Wednesday, March 23, 2005

why we christians do what we do...

Shelley asked in a comment below why people in churches sometimes act out toward each other, the one place you would think that people might treat each other with more respect or courtesy. I've been thinking about that question, too, and would like to hear anybody else's thoughts on this. I've been fortunate to have worshipped in parishes where civil wars have not taken place, but I have witnessed some pretty tough situations in my own parish. It could be possible that recently many Episcopal parishes have felt an increase in strained interactions, but I have no hard evidence of that.

That reminds me of a documentary on PBS recently, The Congregation, about the First United Methodist Church of Germantown, Pennsylvania, a very liberal congregation near Philadelphia that had a very popular, charismatic minister for several years who particularly emphasized social justice issues. The documentary was about, among other things, the new minister Fred Day who replaced the long-term pastor, and how the congregation reacted to Day in his first year or so at the parish.

Day's theology was similar to the congregation -- at least from what one could observe from the film -- but his style or tone was completely different than the previous fellow, and was more traditional. And for one year, we see a congregation fretting over process in order to address the anger and concern of a portion of the congregation who did not like the new minister.

Outside of these process meetings, we rarely actually see or hear direct criticisms. But there is one scene where a man stands up in a church meeting and he says really hard and rude things about the minister, about his style and about his leadership. I suppose the fellow thought he was empowered to speak the "truth." Or perhaps he was just tired and angry and thought it had to be said. Maybe he has that particular disorder that folk attribute to the president of Harvard and so he just blurted out what he thought, not realizing that it also included what seemed to me to be "below the belt" arguments, descriptions, tones. The minister listens to the attack as if the guy was talking about someone else. He tried to keep a distance about it.

A few times in the film, lay folk tell the minister that they don't now how he could take such attacks and they apologize. Sadly, the Rev. Day eventually left, deciding that he could not continue to receive repeated personal attacks. Fortunately for him, the Methodist system is set-up better than most Christian churches to react to placements of ministers. I hope they gave him an assignment at a parish that was less hostile. The real loss was to the congregation. The minister was the target, but one can't help but think that it will be harder for those folk to live together and work together and worship together after a long state of war.

Churches are made up people that are good, bad, flawed, frail, all over the map. Our human condition doesn't stop when we enter a church. Our humanity doesn't justify acting out in bad behavior. But one doesn't have to read much of the Old Testament, for example, to come across thrilling, interesting, human and flawed characters.

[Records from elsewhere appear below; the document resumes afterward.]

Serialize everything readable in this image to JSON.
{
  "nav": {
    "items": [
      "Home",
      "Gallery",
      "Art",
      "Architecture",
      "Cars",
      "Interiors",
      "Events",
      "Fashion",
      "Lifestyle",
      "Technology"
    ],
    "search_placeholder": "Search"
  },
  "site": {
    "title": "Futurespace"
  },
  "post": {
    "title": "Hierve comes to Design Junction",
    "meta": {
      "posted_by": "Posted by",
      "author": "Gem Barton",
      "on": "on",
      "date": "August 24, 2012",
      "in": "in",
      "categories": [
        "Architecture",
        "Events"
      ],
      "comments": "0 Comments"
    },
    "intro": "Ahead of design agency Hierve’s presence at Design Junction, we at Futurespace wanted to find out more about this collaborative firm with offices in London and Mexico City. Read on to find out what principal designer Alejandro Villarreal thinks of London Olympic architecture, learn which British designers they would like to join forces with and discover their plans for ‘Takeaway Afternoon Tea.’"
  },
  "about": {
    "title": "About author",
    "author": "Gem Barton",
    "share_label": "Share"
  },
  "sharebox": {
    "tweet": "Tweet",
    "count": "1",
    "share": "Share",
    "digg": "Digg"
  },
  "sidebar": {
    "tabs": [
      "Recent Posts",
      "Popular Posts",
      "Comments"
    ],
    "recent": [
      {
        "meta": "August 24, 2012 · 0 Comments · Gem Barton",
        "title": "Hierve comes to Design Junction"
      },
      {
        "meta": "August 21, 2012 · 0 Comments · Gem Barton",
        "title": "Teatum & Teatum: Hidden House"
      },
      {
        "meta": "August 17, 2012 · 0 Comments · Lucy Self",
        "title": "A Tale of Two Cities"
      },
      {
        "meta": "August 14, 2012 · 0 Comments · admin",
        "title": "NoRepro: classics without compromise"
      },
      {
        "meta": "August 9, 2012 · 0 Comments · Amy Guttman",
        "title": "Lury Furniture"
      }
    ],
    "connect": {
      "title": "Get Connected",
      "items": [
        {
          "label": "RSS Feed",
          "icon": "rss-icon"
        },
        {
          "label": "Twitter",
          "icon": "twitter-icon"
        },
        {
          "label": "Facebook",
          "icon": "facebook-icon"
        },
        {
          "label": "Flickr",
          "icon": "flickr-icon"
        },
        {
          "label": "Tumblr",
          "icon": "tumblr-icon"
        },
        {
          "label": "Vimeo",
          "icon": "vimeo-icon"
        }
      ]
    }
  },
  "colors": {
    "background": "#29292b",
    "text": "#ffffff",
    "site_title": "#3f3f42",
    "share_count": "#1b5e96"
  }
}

Many people are quite passionate about their local parish. Their lives are invested in it -- they have spent time and effort being apart of it. Divisive issues could be related to church personnel, to other parishioners, or it could be theological (such as the debate ongoing among Anglicans about homosexuality, gay bishops and same sex blessings of unions). Some folk see their parish church as a life-long club, and the longer one is a part of it, the more entitled that person is to make decisions. Sometimes a favorite priest or pastor develops a devoted following, or inversely, develops a group of people who don't like him or her. Churches are messy places. We forget that many of the epistles or letters in the New Testament were written to local churches and in part were responding to local problems, debates, issues.

3 comments:

Shelley said...

Thanks for the response on the comment and question, Don.

I haven't been in church for many years, but I've never forgotten when the one I belonged to back in Washington ran the minister out of town because he had an affair, which he later admitted to and begged for forgiveness. Evidentally his wife and God were willing, but not the church.

And he helped build that church with his own hands, too.

Dymphna said...

Years ago, when I was studying Scholastic theology at an Oblate seminary, I realized something: where two or three are gathered in His Name, at least two are vying for power.

Because this is clothed in ecclesiastical language, it is easier to disguise what is frequently an immature, dependent personality who first makes a god out of the minister and then makes him a devil. Projection.

Dymphna said...

Years ago, when I was studying Scholastic theology at an Oblate seminary, I realized something: where two or three are gathered in His Name, at least two are vying for power.

Because this is clothed in ecclesiastical language, it is easier to disguise what is frequently an immature, dependent personality who first makes a god out of the minister and then makes him a devil. Projection.